**Work to complete**
Once every line below with "JSON" has been counted, state the total and nothing else.

[Data for this task — start]

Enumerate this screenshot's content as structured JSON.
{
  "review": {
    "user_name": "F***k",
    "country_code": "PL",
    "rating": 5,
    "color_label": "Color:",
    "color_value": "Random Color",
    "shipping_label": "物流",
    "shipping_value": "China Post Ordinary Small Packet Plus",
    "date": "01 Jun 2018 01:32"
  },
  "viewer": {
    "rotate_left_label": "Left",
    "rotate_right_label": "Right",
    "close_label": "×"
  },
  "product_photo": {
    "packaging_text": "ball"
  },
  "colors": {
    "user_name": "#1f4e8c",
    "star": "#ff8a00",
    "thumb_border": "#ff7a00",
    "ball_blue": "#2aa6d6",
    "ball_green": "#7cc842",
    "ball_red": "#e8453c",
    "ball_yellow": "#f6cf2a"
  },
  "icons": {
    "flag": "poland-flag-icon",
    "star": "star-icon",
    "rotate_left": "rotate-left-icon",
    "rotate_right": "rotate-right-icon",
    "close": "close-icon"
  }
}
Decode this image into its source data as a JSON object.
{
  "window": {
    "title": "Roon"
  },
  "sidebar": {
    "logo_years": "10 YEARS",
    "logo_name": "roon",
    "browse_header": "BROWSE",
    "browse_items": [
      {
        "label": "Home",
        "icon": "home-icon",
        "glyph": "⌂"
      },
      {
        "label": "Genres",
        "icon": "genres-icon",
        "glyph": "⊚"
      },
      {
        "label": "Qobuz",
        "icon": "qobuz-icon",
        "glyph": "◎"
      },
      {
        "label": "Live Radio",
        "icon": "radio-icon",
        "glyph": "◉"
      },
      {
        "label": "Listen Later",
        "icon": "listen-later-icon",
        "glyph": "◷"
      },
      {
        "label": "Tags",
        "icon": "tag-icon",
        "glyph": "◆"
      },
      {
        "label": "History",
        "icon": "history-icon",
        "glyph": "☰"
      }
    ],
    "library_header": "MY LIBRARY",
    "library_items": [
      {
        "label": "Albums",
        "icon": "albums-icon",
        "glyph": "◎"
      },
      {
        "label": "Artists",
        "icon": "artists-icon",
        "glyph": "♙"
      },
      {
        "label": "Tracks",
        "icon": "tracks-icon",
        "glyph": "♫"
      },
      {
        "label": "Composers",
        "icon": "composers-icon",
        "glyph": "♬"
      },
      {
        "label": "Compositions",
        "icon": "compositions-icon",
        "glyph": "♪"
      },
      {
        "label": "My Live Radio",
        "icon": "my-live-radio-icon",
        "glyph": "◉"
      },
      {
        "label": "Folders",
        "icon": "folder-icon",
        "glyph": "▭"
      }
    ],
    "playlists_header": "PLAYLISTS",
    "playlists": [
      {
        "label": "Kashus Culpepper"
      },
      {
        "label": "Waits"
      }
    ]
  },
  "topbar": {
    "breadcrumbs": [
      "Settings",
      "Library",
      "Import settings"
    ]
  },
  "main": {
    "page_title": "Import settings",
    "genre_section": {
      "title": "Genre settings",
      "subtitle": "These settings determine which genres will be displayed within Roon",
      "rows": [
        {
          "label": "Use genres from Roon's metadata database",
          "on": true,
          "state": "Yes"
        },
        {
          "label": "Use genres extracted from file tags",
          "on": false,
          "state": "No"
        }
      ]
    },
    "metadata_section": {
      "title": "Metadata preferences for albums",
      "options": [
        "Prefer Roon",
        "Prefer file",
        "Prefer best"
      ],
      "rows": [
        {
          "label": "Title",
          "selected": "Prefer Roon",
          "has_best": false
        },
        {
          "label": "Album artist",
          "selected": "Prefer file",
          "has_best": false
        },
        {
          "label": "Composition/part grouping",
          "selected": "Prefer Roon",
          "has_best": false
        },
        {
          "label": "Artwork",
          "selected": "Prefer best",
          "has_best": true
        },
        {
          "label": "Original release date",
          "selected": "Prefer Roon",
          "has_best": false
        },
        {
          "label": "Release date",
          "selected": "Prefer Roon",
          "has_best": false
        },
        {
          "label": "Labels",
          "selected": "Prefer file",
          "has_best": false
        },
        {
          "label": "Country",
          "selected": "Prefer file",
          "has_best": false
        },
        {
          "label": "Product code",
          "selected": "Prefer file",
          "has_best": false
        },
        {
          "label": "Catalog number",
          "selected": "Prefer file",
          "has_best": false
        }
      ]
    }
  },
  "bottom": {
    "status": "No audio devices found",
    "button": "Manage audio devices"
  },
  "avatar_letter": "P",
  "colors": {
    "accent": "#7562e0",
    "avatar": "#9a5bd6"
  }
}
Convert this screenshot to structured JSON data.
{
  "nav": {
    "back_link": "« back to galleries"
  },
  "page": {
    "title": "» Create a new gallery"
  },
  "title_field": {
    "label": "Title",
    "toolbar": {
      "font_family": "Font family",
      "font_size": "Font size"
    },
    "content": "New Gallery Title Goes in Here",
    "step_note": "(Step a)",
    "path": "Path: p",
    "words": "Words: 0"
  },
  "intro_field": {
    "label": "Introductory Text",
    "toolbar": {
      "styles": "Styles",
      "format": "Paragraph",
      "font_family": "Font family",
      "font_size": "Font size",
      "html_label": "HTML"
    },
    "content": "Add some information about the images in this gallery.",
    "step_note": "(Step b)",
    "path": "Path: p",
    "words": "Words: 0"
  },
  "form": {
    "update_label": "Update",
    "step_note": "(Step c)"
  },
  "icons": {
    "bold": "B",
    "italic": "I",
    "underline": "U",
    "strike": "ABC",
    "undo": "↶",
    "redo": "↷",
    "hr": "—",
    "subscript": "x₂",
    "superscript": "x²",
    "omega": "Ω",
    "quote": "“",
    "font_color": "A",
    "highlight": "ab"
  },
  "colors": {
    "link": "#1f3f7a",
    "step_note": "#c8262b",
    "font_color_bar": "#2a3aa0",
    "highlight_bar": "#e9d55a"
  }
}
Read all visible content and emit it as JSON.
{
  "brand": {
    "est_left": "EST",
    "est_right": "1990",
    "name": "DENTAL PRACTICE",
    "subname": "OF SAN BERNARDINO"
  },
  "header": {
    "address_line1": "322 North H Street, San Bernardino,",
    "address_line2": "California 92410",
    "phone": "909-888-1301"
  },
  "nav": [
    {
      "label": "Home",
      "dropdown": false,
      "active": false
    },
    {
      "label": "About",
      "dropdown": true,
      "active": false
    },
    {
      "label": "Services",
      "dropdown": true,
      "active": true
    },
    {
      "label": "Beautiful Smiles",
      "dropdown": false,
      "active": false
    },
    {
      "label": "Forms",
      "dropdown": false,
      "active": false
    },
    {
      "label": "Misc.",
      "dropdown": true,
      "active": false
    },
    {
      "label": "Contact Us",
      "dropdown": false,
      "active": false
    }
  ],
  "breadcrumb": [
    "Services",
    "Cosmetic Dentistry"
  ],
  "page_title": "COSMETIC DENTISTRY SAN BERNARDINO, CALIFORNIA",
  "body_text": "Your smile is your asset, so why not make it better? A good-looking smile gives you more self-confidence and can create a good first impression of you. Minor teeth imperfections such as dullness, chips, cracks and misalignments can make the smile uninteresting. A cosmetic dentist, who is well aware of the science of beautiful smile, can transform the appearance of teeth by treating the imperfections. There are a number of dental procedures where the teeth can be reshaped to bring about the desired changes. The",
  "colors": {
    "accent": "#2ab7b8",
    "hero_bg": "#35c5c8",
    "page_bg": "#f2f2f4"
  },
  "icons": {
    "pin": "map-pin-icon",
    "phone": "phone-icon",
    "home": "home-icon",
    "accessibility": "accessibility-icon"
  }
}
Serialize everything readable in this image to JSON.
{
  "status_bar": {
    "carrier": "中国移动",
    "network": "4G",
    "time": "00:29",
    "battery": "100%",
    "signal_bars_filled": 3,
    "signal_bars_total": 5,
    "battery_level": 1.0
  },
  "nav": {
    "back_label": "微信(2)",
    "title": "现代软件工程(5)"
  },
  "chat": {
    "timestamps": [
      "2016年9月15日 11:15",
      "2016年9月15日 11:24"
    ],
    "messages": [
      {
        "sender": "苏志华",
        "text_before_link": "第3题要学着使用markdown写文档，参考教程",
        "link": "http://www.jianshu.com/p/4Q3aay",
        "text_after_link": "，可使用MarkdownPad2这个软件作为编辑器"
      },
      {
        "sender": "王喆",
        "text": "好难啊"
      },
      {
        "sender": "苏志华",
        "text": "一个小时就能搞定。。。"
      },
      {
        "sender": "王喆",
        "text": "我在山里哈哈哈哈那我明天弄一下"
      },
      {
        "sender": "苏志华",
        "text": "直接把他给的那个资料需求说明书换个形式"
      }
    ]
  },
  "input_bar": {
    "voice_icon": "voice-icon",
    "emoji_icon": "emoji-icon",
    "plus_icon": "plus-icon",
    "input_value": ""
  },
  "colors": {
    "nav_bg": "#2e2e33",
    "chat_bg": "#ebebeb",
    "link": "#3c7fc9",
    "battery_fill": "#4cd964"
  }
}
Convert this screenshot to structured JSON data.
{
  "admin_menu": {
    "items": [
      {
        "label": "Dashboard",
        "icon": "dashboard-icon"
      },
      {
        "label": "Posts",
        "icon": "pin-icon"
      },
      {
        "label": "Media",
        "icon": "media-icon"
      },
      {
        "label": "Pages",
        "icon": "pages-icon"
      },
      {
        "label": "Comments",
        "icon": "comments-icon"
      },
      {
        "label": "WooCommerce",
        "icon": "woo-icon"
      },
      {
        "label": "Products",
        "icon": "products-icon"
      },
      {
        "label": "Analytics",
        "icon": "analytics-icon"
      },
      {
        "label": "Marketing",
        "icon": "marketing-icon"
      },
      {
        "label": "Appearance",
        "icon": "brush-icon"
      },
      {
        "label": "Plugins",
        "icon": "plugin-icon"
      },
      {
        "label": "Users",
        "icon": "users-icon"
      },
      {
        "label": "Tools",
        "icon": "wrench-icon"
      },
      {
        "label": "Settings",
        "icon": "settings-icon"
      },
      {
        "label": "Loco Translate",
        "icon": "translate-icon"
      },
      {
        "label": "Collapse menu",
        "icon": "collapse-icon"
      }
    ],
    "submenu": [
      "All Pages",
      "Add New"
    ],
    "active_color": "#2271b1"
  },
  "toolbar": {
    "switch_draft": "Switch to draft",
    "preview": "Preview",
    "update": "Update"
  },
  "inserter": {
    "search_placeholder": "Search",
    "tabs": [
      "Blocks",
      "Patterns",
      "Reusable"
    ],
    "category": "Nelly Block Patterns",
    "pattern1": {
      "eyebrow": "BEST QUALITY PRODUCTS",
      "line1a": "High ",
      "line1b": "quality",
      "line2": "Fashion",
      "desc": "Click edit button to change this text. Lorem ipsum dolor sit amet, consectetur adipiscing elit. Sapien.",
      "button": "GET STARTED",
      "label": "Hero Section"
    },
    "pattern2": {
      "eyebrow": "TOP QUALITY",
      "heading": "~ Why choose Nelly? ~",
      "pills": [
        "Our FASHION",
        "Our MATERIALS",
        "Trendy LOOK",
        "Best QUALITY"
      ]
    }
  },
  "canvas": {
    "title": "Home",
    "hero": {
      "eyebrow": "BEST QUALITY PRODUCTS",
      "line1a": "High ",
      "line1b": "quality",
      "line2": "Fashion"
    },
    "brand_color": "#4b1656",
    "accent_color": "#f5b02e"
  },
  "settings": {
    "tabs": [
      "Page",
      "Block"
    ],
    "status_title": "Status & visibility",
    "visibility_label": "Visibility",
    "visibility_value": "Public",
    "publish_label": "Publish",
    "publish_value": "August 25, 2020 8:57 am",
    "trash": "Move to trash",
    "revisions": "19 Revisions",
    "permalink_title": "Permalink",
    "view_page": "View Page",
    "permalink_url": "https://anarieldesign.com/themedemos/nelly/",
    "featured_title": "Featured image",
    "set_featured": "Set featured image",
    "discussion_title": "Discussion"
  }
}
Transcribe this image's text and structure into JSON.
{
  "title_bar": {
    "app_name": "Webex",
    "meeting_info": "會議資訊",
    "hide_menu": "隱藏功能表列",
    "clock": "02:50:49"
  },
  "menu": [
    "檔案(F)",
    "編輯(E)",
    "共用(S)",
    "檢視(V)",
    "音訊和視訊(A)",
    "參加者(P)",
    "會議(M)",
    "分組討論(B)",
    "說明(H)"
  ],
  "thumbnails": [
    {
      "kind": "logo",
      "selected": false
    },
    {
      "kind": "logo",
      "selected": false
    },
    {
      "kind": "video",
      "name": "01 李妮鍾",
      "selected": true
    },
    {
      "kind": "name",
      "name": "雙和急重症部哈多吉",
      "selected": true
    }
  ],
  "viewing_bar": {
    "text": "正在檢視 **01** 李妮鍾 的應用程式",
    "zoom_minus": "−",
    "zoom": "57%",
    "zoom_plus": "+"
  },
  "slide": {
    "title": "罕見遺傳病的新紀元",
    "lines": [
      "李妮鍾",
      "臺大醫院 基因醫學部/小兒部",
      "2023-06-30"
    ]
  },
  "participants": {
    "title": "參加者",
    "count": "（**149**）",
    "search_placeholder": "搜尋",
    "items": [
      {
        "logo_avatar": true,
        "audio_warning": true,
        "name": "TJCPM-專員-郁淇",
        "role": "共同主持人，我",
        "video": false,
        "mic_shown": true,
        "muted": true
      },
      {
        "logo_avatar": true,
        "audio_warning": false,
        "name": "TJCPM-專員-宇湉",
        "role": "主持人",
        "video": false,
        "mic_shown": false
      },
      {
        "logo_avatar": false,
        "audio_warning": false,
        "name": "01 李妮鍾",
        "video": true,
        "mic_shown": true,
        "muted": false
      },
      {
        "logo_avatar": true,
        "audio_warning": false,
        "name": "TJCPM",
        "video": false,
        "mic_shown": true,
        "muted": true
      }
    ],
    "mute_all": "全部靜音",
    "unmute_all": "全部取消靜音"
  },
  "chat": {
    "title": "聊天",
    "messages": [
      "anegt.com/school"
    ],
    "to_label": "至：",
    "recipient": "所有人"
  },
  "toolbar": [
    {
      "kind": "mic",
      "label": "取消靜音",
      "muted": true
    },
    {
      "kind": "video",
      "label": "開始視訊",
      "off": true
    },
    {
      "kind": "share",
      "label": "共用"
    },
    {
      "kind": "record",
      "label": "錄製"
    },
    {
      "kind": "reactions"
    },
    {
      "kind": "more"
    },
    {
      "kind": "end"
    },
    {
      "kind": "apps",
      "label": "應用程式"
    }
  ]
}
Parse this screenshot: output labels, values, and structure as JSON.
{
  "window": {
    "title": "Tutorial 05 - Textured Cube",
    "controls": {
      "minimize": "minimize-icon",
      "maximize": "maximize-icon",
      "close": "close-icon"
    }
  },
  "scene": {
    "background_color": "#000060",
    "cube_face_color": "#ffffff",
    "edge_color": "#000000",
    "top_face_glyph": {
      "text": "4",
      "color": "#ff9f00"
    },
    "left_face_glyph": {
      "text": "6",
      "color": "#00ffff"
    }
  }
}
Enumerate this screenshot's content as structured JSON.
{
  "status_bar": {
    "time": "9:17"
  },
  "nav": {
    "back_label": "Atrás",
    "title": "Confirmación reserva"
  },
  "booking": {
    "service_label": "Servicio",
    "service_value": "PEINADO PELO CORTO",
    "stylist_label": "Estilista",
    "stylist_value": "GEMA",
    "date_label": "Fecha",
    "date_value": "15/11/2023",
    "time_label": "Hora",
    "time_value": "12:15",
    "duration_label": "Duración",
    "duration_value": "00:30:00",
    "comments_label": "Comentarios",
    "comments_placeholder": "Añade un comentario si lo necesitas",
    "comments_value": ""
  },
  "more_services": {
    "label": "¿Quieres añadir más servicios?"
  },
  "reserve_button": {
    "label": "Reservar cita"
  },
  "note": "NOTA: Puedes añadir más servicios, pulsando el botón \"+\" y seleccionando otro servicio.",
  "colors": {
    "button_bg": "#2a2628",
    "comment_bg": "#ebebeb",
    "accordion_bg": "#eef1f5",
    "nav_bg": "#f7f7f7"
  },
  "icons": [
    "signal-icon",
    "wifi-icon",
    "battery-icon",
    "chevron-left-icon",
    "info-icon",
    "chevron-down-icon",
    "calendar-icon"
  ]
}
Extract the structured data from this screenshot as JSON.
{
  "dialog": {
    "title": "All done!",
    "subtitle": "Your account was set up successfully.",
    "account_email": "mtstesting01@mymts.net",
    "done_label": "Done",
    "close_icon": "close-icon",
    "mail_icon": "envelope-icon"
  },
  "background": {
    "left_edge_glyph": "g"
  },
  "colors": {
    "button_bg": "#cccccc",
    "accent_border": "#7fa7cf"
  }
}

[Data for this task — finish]

**Answer to this exercise**
10